Component data from apps and pages
= = = =

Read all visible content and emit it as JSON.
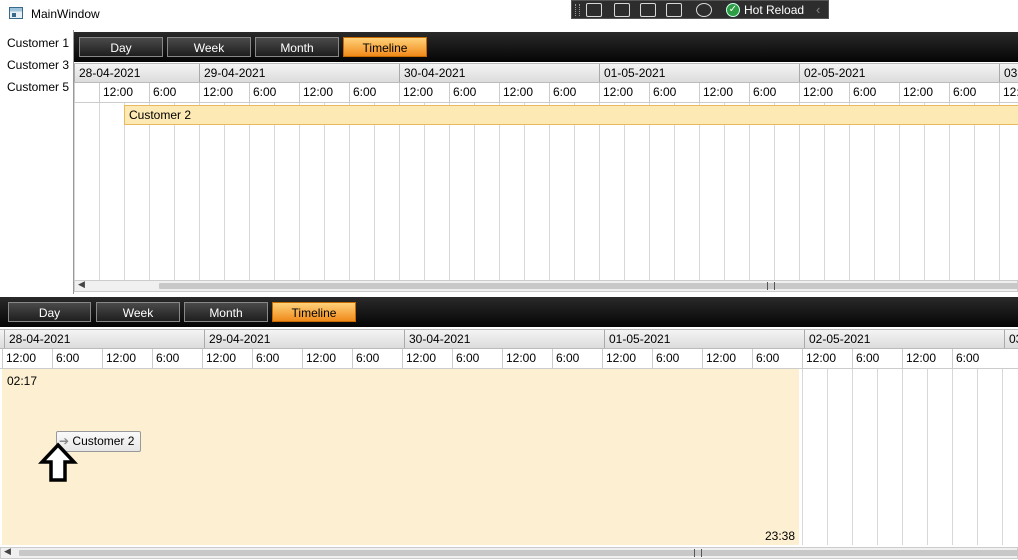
{
  "window": {
    "title": "MainWindow"
  },
  "devtools": {
    "hot_reload_label": "Hot Reload",
    "hot_reload_check": "✓"
  },
  "customers": [
    "Customer 1",
    "Customer 3",
    "Customer 5"
  ],
  "view_buttons": [
    "Day",
    "Week",
    "Month",
    "Timeline"
  ],
  "active_view": "Timeline",
  "dates": [
    "28-04-2021",
    "29-04-2021",
    "30-04-2021",
    "01-05-2021",
    "02-05-2021",
    "03"
  ],
  "time_labels": [
    "12:00",
    "6:00"
  ],
  "top_scheduler": {
    "appointment_label": "Customer 2"
  },
  "bottom_scheduler": {
    "start_time": "02:17",
    "end_time": "23:38",
    "drag_label": "Customer 2"
  },
  "colors": {
    "accent": "#f39a2a",
    "appointment": "#fde9b3",
    "toolbar": "#111111"
  }
}
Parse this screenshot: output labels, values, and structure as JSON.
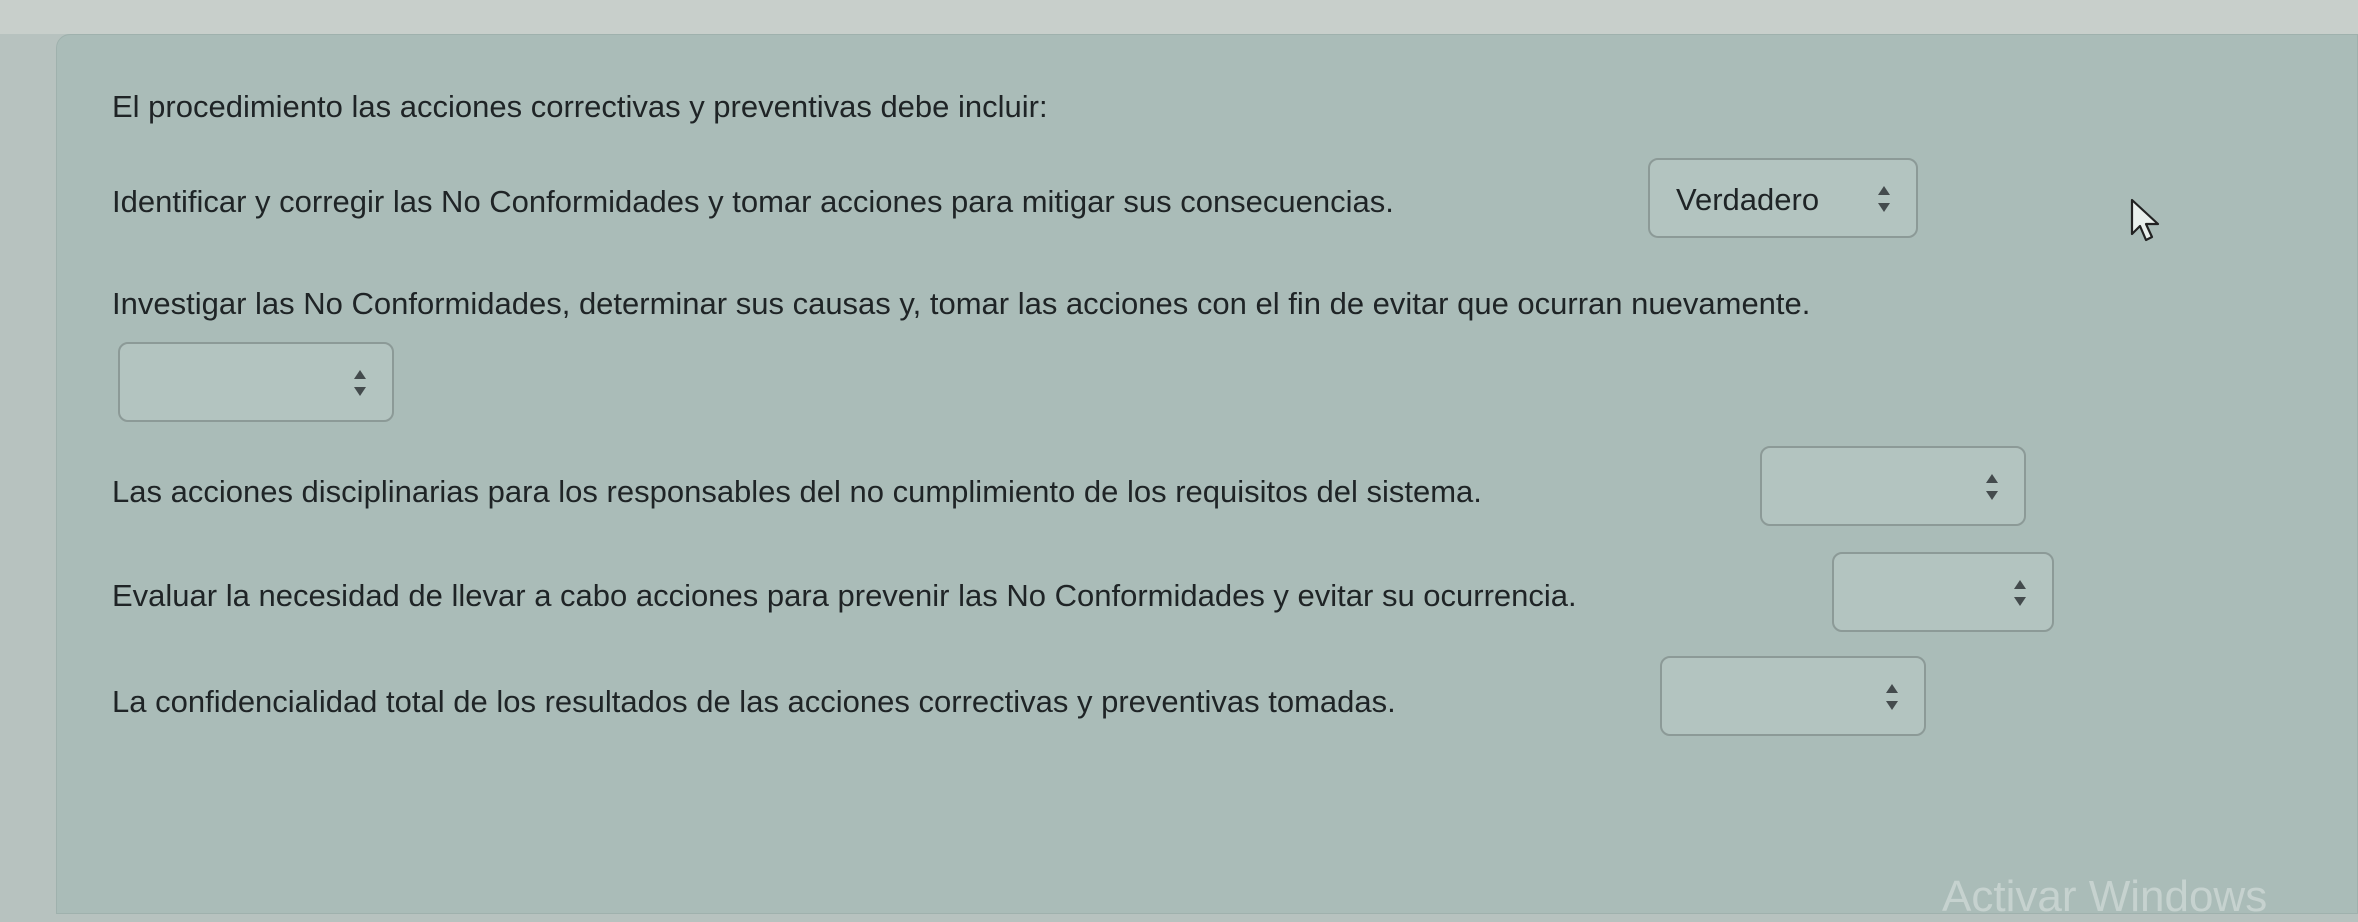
{
  "question": {
    "title": "El procedimiento las acciones correctivas y preventivas debe incluir:"
  },
  "items": [
    {
      "text": "Identificar y corregir las No Conformidades y tomar acciones para mitigar sus consecuencias.",
      "selected": "Verdadero"
    },
    {
      "text": "Investigar las No Conformidades, determinar sus causas y, tomar las acciones con el fin de evitar que ocurran nuevamente.",
      "selected": ""
    },
    {
      "text": "Las acciones disciplinarias para los responsables del no cumplimiento de los requisitos del sistema.",
      "selected": ""
    },
    {
      "text": "Evaluar la necesidad de llevar a cabo acciones para prevenir las No Conformidades y evitar su ocurrencia.",
      "selected": ""
    },
    {
      "text": "La confidencialidad total de los resultados de las acciones correctivas y preventivas tomadas.",
      "selected": ""
    }
  ],
  "watermark": "Activar Windows",
  "icons": {
    "select_caret": "up-down-caret-icon",
    "cursor": "mouse-pointer-icon"
  }
}
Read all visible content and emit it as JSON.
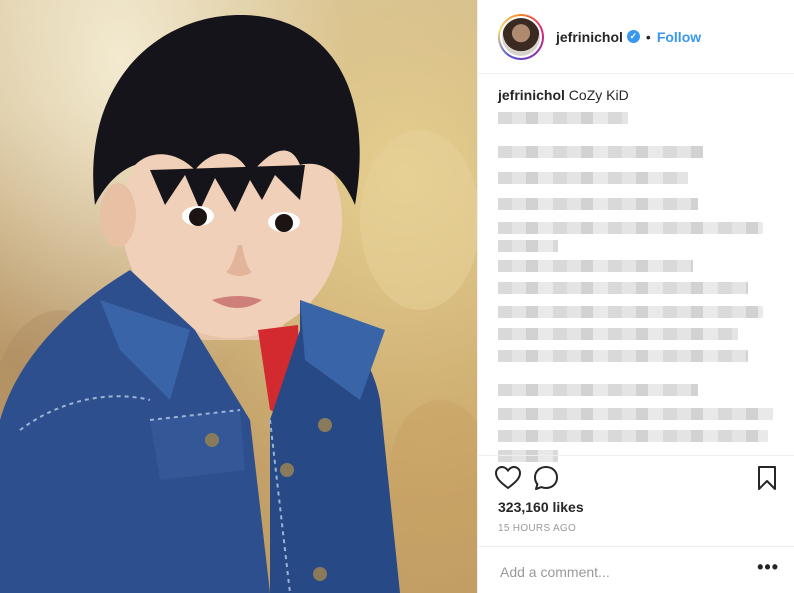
{
  "post": {
    "username": "jefrinichol",
    "verified": true,
    "separator": "•",
    "follow_label": "Follow",
    "caption_text": "CoZy KiD",
    "likes": "323,160 likes",
    "timestamp": "15 HOURS AGO",
    "comment_placeholder": "Add a comment...",
    "more_label": "•••"
  },
  "icons": {
    "avatar": "profile-avatar",
    "verified": "verified-badge-icon",
    "like": "heart-icon",
    "comment": "comment-bubble-icon",
    "save": "bookmark-icon",
    "more": "more-options-icon"
  },
  "colors": {
    "accent": "#3897f0",
    "text": "#262626",
    "muted": "#999999",
    "border": "#efefef"
  }
}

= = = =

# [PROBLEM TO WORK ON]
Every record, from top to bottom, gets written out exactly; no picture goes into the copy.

# [RESPONSE BELOW]
Read all visible content and emit it as JSON.
{
  "window": {
    "title": "MainWindow"
  },
  "devtools": {
    "hot_reload_label": "Hot Reload",
    "hot_reload_check": "✓"
  },
  "customers": [
    "Customer 1",
    "Customer 3",
    "Customer 5"
  ],
  "view_buttons": [
    "Day",
    "Week",
    "Month",
    "Timeline"
  ],
  "active_view": "Timeline",
  "dates": [
    "28-04-2021",
    "29-04-2021",
    "30-04-2021",
    "01-05-2021",
    "02-05-2021",
    "03"
  ],
  "time_labels": [
    "12:00",
    "6:00"
  ],
  "top_scheduler": {
    "appointment_label": "Customer 2"
  },
  "bottom_scheduler": {
    "start_time": "02:17",
    "end_time": "23:38",
    "drag_label": "Customer 2"
  },
  "colors": {
    "accent": "#f39a2a",
    "appointment": "#fde9b3",
    "toolbar": "#111111"
  }
}
Parse this screenshot: output labels, values, and structure as JSON.
{
  "question": {
    "title": "El procedimiento las acciones correctivas y preventivas debe incluir:"
  },
  "items": [
    {
      "text": "Identificar y corregir las No Conformidades y tomar acciones para mitigar sus consecuencias.",
      "selected": "Verdadero"
    },
    {
      "text": "Investigar las No Conformidades, determinar sus causas y, tomar las acciones con el fin de evitar que ocurran nuevamente.",
      "selected": ""
    },
    {
      "text": "Las acciones disciplinarias para los responsables del no cumplimiento de los requisitos del sistema.",
      "selected": ""
    },
    {
      "text": "Evaluar la necesidad de llevar a cabo acciones para prevenir las No Conformidades y evitar su ocurrencia.",
      "selected": ""
    },
    {
      "text": "La confidencialidad total de los resultados de las acciones correctivas y preventivas tomadas.",
      "selected": ""
    }
  ],
  "watermark": "Activar Windows",
  "icons": {
    "select_caret": "up-down-caret-icon",
    "cursor": "mouse-pointer-icon"
  }
}
Read all visible content and emit it as JSON.
{
  "post": {
    "username": "jefrinichol",
    "verified": true,
    "separator": "•",
    "follow_label": "Follow",
    "caption_text": "CoZy KiD",
    "likes": "323,160 likes",
    "timestamp": "15 HOURS AGO",
    "comment_placeholder": "Add a comment...",
    "more_label": "•••"
  },
  "icons": {
    "avatar": "profile-avatar",
    "verified": "verified-badge-icon",
    "like": "heart-icon",
    "comment": "comment-bubble-icon",
    "save": "bookmark-icon",
    "more": "more-options-icon"
  },
  "colors": {
    "accent": "#3897f0",
    "text": "#262626",
    "muted": "#999999",
    "border": "#efefef"
  }
}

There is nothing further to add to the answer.